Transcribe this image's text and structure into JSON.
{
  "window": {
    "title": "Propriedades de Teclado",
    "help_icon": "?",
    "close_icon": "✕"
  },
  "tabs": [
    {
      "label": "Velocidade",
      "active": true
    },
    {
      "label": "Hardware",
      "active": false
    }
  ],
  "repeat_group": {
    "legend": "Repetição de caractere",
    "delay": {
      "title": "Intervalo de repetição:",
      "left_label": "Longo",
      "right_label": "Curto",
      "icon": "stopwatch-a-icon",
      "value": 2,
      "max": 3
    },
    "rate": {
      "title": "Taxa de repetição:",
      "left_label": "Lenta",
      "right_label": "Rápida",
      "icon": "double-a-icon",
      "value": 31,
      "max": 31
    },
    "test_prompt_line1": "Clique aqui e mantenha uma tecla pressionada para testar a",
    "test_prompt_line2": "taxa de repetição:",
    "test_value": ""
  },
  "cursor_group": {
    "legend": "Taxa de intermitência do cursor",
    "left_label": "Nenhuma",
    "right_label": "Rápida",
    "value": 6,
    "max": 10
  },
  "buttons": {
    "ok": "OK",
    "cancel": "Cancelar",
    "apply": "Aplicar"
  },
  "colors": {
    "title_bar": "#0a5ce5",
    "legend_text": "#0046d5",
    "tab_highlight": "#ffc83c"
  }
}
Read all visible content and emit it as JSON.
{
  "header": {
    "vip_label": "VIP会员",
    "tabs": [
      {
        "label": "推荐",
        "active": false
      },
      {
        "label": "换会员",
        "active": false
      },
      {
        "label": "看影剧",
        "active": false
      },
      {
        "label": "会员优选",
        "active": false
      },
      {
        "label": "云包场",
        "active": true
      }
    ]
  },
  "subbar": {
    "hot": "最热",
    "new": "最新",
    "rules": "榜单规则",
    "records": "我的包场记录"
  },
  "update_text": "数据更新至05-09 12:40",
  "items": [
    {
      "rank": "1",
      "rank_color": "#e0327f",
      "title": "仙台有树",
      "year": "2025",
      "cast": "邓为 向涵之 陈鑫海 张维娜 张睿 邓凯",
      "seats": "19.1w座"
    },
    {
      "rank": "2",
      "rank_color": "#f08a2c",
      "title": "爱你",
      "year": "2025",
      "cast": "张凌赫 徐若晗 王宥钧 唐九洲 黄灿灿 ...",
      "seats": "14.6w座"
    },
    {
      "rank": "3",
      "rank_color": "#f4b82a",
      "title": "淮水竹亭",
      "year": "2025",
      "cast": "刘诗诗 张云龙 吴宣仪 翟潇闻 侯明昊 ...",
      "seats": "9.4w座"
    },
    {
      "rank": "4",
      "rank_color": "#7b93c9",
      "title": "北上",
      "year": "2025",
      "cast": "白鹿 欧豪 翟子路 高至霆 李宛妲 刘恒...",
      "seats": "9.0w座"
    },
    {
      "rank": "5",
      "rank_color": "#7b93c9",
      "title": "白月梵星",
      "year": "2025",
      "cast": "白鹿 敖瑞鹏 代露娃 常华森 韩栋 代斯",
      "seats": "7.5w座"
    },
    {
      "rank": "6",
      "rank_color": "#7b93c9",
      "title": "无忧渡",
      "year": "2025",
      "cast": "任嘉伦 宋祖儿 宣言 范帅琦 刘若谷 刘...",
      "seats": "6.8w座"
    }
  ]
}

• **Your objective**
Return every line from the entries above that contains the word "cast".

• **Answer to this problem**
      "cast": "邓为 向涵之 陈鑫海 张维娜 张睿 邓凯",
      "cast": "张凌赫 徐若晗 王宥钧 唐九洲 黄灿灿 ...",
      "cast": "刘诗诗 张云龙 吴宣仪 翟潇闻 侯明昊 ...",
      "cast": "白鹿 欧豪 翟子路 高至霆 李宛妲 刘恒...",
      "cast": "白鹿 敖瑞鹏 代露娃 常华森 韩栋 代斯",
      "cast": "任嘉伦 宋祖儿 宣言 范帅琦 刘若谷 刘...",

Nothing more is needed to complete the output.